Page and application data records:
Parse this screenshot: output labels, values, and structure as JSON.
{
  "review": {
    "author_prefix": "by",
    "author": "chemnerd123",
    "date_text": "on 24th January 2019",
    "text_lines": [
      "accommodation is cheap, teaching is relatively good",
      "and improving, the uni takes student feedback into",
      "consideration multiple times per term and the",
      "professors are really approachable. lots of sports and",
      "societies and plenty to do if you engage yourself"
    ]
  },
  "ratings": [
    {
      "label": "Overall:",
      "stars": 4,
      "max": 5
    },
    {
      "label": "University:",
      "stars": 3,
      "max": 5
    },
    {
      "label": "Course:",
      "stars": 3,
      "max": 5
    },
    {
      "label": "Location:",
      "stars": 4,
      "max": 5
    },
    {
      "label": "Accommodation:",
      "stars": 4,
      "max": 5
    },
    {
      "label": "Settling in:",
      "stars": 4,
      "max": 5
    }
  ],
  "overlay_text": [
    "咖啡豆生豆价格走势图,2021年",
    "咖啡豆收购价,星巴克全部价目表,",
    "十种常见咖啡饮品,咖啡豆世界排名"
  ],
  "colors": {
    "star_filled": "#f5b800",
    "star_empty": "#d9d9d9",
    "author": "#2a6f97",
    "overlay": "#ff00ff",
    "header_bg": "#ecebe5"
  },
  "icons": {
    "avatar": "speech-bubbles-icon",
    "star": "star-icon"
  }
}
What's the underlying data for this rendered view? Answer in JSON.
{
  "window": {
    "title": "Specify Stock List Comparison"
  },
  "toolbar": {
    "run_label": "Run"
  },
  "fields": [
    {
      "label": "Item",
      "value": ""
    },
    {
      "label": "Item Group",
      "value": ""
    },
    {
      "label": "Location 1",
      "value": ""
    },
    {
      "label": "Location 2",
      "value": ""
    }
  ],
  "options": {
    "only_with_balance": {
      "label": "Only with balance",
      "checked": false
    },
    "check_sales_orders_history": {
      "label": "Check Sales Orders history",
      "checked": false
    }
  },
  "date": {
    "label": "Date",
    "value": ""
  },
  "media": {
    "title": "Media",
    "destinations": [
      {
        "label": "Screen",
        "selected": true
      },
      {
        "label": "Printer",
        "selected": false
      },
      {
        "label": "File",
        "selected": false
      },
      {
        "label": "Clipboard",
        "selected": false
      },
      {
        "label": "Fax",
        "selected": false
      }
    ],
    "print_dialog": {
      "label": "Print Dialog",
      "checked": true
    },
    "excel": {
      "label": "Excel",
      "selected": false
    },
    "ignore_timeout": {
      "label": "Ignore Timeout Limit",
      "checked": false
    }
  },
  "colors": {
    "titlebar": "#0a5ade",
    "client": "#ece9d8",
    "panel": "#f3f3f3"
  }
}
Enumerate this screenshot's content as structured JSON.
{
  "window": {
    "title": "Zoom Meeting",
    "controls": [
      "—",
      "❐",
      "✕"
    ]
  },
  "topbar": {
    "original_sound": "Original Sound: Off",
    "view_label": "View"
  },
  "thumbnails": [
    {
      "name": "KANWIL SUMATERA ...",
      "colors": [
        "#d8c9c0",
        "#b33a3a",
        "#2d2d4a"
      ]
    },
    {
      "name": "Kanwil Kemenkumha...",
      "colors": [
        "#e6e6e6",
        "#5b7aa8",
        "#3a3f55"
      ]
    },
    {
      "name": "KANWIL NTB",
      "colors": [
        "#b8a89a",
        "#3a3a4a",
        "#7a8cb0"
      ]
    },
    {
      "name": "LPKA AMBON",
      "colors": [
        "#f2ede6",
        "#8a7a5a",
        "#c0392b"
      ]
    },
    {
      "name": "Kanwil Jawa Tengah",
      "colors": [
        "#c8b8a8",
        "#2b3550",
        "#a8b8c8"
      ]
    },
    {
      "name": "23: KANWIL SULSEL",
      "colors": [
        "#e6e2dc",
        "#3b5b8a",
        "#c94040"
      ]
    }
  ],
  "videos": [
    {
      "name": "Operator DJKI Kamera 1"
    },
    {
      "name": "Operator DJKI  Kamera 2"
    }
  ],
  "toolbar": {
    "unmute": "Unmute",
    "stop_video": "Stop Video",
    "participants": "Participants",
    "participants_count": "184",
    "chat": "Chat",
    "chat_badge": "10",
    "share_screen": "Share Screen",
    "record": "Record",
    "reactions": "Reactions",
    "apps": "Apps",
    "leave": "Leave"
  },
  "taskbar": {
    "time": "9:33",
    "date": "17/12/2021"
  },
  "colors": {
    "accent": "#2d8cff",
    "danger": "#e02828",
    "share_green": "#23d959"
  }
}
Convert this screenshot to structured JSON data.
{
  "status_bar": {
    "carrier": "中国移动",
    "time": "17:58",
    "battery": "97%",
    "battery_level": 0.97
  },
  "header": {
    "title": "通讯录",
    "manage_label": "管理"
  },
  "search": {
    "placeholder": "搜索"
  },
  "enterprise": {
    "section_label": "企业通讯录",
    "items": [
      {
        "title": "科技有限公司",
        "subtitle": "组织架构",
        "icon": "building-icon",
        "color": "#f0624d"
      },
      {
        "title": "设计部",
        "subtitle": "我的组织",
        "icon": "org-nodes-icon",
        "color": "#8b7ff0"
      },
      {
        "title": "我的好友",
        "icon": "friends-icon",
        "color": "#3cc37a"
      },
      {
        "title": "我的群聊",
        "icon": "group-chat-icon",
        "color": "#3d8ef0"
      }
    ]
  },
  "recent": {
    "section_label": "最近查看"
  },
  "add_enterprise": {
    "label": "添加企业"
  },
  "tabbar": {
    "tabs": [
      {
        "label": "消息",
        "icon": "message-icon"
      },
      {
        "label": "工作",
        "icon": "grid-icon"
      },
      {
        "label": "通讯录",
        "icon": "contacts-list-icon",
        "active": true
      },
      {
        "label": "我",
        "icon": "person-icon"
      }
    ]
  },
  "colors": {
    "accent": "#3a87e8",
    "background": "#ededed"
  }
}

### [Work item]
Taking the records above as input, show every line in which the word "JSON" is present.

### [Task result]
Parse this screenshot: output labels, values, and structure as JSON.
What's the underlying data for this rendered view? Answer in JSON.
Enumerate this screenshot's content as structured JSON.
Convert this screenshot to structured JSON data.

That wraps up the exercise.